Far from home
Argentina native to spend year at BU teaching, learning
Fernanda Tubio will tell you her English could be better, just as some Baker University students would say their Spanish could use some improvement.
But that's not a problem, because by the end of the year, everyone will have hopefully improved because Tubio is attending Baker this year.
Tubio, 24, will use her yearlong stay at Baker working with students as a Spanish teaching assistant. In turn, she plans to improve her English with help from the Baker community.
Tubio, a recent university graduate from Argentina, is participating in Amity Scholars, an international teaching program. As part of the program, she will spend the school year at Baker helping in the Spanish department while she takes two university classes -- sociology and literature.
"It's interesting for me," she said. "One moment I am an assistant teacher and then one moment I am a student."
Sandra Schumm, associate professor of Spanish at Baker, said the university tries to participate in the Amity program every year, taking turns with Spanish, French and German students.
Schumm said Tubio's presence helps Baker students learn in ways they normally wouldn't from professors.
"They can relate to her better," she said. "The students have the experience of both listening and talking with her, so the language becomes alive for them, the culture becomes alive. It seems more real to them than studying from a book.
"And she's a good example for them. She acts sort of like a model of what I want my students to do," Schumm said. "She's not afraid to speak English and make errors or not understand something, so they shouldn't be afraid to speak Spanish."
Tubio, who has been in Baldwin a little more than a month, has not only been assisting the Spanish professors in the classes, but working on her English as well, both in and out of the classroom.
She said she doesn't always understand everything and probably misses some things in class, so she makes sure to read her homework, even though it might take awhile to get through.
"When I read, I understand a lot. It's more difficult when people talk," she said. "So I try to read the lesson, it's easier to understand.

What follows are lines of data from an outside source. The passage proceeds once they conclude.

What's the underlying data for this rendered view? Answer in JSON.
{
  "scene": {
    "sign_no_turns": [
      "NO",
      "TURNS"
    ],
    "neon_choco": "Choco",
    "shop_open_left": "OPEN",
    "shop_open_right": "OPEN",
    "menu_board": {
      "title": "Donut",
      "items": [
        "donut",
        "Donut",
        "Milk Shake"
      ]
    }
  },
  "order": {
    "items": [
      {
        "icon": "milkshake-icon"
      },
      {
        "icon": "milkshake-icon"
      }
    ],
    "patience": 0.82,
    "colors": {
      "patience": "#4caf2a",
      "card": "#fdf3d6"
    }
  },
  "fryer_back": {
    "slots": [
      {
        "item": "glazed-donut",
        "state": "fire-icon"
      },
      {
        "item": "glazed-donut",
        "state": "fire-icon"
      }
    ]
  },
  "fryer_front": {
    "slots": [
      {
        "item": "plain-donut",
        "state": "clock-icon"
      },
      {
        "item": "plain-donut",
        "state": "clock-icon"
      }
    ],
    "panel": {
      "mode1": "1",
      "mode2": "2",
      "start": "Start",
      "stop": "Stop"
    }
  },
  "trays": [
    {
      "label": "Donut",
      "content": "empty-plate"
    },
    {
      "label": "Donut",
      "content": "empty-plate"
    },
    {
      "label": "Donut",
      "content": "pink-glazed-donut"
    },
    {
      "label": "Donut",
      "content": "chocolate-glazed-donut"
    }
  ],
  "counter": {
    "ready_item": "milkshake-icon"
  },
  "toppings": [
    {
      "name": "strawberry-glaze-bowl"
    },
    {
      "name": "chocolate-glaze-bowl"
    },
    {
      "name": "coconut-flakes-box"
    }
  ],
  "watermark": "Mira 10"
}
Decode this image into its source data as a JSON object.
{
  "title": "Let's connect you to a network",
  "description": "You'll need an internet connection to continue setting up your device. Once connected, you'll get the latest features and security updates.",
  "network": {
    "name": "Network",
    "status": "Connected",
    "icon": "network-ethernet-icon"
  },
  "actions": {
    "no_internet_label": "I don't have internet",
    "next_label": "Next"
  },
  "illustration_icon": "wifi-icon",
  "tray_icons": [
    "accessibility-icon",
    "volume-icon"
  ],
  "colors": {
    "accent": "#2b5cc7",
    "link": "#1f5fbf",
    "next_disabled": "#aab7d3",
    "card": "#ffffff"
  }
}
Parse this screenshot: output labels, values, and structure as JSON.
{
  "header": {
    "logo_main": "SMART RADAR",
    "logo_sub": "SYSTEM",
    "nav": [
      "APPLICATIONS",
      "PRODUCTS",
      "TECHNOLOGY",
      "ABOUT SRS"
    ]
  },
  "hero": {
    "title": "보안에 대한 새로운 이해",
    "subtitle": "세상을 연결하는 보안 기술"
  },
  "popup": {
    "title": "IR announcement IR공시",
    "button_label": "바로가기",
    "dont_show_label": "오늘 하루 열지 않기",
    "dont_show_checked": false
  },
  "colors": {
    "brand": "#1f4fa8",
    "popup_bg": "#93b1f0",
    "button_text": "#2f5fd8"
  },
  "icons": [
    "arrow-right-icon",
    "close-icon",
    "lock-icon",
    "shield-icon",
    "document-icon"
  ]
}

"In Spanish, 20 pages maybe I read in 30 minutes," she said. "But in English, maybe I read in two hours."
Tubio, who lives in Denious residence hall, said she also converses with other students as much as possible, even relying on a downstairs neighbor as a study partner.
"I speak English and she speaks Spanish," she said. "She corrects me and I correct her."
She said it is easier for her to understand older people, because younger people tend to use a lot of slang and shortened words making it more difficult for her to follow along.
She has also had to adjust to more than just the language. Tubio, who graduated from her hometown university in Rosario in December with a social communication degree, is living for the first time away from her parents.
She said students in Argentina typically spend their university career living at home instead of living in residence halls.
"Now I live with a lot of people who are 18 and 21, maybe 22," she said. "I'm 24 and now I've finished university, so it's different."
She said it is also typical in Argentina for different majors to be separated into different schools, with the students never interacting with students from other majors.
"It is interesting here because some people study biology and some people study math and then together they are studying Spanish," she said.
Tubio said during her time at Baker, she hopes to get advice from the professors on American universities while she decides whether she wants to pursue Masters and Doctorate degrees in the United States.
"Many of them have traveled," she said. "When you travel, your mind is open. They know of these places not because only they read about them, they've been there."
Schumm said though Tubio is gaining a lot from her stay at Baker, the university and its students also benefit. Not only are the students learning how to converse in Spanish, Schumm said, they are also being exposed to a different culture.
"When you get to know people from another country on a personal basis, you have a better connection with that country and more understanding about the things in that country," she said. "It kind of goes beyond the language study and the cultural study. It goes to making worldwide friends and better relations between countries."
More like this story
- Face to Face: Jeannette Blackmar
- Former Baker president honored for role in bringing university chapel from England
- Baldiwn City church makes free meal, fellowshp a monthly mission
- Baker Edition: Students honored for making a difference on campus
- Kansas doctor, wife face new sentencing in overdose deaths